## Task
List each line of the data that holds the string "this", please.

Entries supplied Block Start

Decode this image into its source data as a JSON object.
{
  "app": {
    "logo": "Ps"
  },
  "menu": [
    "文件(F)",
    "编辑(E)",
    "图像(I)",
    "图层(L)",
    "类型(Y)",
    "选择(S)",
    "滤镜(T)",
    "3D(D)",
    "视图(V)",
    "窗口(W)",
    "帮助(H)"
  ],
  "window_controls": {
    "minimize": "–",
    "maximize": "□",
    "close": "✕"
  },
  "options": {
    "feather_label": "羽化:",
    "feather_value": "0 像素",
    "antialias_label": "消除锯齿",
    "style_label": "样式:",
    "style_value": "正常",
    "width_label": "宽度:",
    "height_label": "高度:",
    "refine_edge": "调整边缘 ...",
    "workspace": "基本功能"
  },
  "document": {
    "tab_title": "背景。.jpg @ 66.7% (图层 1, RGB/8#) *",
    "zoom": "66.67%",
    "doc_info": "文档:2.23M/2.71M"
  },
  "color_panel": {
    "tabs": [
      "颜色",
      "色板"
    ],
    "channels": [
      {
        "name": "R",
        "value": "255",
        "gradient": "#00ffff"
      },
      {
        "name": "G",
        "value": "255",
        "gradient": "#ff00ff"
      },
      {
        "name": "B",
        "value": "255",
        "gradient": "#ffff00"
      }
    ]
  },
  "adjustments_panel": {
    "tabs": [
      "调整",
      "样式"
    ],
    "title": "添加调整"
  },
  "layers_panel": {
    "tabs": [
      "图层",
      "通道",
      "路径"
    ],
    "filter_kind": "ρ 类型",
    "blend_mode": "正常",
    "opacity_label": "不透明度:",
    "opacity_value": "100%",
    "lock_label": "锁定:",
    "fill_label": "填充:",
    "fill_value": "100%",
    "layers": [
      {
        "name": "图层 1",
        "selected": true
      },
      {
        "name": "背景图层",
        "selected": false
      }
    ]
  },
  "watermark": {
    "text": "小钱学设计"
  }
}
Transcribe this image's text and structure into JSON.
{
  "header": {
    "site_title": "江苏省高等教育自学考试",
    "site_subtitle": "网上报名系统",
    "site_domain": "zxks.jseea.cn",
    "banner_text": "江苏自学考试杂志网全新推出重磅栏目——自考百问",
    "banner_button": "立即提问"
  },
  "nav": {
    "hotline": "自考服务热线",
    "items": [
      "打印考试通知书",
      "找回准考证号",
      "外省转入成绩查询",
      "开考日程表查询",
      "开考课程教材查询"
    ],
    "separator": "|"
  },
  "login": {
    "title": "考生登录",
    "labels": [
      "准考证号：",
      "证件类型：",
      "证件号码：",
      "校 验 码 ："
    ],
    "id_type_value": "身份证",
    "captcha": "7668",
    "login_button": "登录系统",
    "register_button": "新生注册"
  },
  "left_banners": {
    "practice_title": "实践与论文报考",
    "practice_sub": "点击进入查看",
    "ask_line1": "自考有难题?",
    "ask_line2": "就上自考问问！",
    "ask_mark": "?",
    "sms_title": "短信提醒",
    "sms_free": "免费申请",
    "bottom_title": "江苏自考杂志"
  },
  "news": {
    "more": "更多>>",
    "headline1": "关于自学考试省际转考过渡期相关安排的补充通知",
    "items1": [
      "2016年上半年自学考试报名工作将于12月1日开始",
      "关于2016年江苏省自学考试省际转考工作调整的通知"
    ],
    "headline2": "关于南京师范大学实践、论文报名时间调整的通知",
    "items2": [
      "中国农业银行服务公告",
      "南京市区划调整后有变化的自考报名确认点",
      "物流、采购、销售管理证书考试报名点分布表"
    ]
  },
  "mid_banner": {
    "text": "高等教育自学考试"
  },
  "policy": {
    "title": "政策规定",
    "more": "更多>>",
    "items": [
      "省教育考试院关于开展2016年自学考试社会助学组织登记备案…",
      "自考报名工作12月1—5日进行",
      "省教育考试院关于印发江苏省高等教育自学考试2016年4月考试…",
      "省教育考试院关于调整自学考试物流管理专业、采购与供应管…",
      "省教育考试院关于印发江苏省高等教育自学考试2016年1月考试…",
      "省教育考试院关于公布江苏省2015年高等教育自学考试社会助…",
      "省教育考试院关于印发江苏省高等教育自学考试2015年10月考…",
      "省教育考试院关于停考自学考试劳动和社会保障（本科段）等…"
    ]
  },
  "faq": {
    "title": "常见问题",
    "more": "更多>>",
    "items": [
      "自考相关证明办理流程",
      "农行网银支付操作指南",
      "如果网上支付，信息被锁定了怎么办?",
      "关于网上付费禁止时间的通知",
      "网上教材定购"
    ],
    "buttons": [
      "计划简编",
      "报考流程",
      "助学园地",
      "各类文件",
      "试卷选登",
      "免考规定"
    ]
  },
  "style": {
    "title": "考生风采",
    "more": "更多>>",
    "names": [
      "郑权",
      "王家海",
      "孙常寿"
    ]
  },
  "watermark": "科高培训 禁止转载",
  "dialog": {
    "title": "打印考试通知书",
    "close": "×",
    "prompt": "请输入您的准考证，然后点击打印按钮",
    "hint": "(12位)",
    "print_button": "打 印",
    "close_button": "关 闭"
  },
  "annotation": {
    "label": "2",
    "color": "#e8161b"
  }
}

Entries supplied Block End

## Task result
Decode this image into its source data as a JSON object.
Transcribe this image's text and structure into JSON.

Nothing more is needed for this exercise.